More results from the Physical Activity & Lymphedema study were just released. This is the study which found weight lifting beneficial for breast cancer survivors who already had lymphedema. I wrote about the study an August 2009.
Further study has found that lifting weights is good for BC survivors who do not have lymphedema, but are at increased risk. There was no increased development of lymphedema in women who took part in the weight training program compared with those who did not. Interestingly, women at the highest risk for lymphedema - those who had 5 or more lymph nodes removed - had a 70% reduced risk of developing the condition with the weight lifting program. More about the study can be found on the Life-Cise News page.
There are many of us who have been proving this for years by example. I had 14 nodes removed, plus radiation. And I am just one example - there are many. What is key is gradual progression! Never begin with heavy weights. And if you've taken some time off, start again with lighter weights and build gradually.
trainer with experience with cancer and lymphedema.
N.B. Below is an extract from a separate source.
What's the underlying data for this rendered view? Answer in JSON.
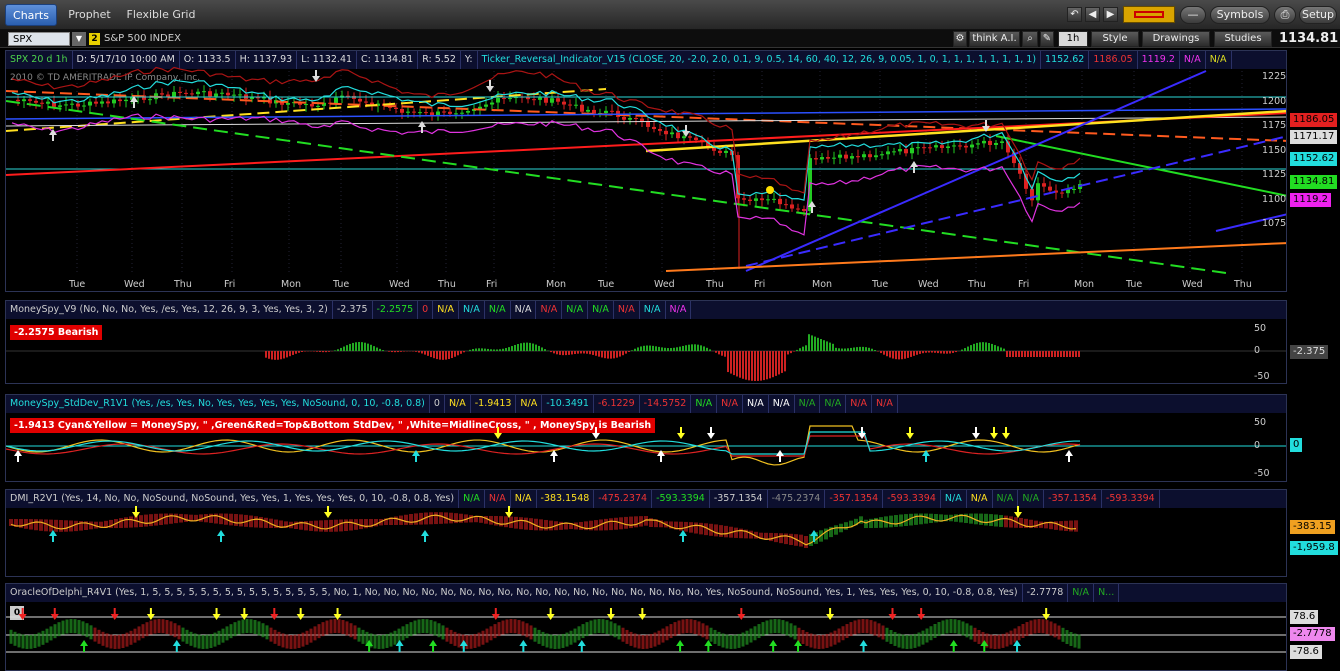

Don't just jump back into what you did before surgery - you can build back up, but don't start there. Many standard practices in training must be modified for cancer survivors when starting out. This is precisely why I started Life-Cise.com; there was far too little quality information available. And those of you who are clients of mine know that I truly believe in weight training for everyone - but especially for breast cancer survivors!
As the researchers noted, the traditional advice of basically not using the affected arm, has been shown to be quite outdated. Evidence now shows that a deconditioned arm is more likely to suffer injury and strain, thereby increasing the likelihood of lymphedema. Lifting weights, when done properly - with a gradually progressive program - is beneficial for breast cancer survivors with or without lymphedema.